The researchers investigated the association between moderate-severely bothersome vasomotor symptoms (VMS) and psychological general well-being in women, aged 40–65 years, taking into account sociodemographic and lifestyle factors. This was a cross-sectional survey of 2020 Australian women, aged 40–65 years, recruited from the community between July 2013 and March 2014.
Wellbeing was assessed by the Psychological and General Wellbeing questionnaire (PGWB) and VMS by the Menopause-specific Quality of Life Questionnaire. Moderate-severely bothersome VMS had a strong significant negative association with psychological general well-being [regression coefficient (β) = -8.17, 95% confidence interval (CI) -10.90 to -5.45].

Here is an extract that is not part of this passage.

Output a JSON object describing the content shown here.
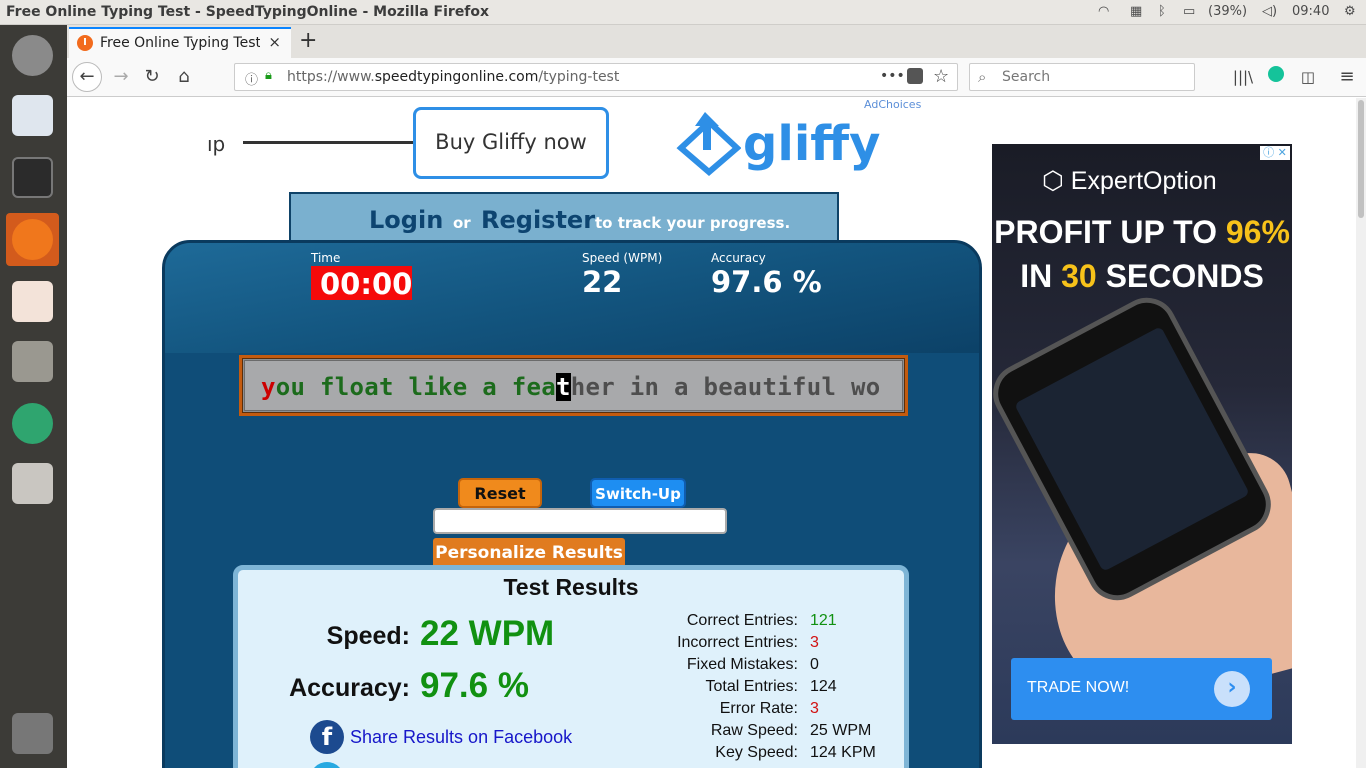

Sociodemographic factors associated with lower well-being included being un-partnered (β = -2.80, 95% CI -4.74 to -0.86), obese (β = -5.46, 95% CI -7.24 to -3.68) and a smoker (β = -3.47, 95% CI -6.10 to -0.84). Older age (β = 0.29, 95% CI 0.06–0.42) and participation in paid and/or volunteer work (β = 2.72, 95% CI 0.61–4.82) were positively associated with well-being. For those with insecure housing, being a carer was associated with better well-being.
Gartoulla P, Bell RJ, Worsley R, Davis SR. Moderate-severely bothersome vasomotor symptoms are associated with lowered psychological general wellbeing in women at midlife. Maturitas 2015;81:487–492 http://www.ncbi.nlm.nih.gov/pubmed/26115590
Content updated 20 September 2015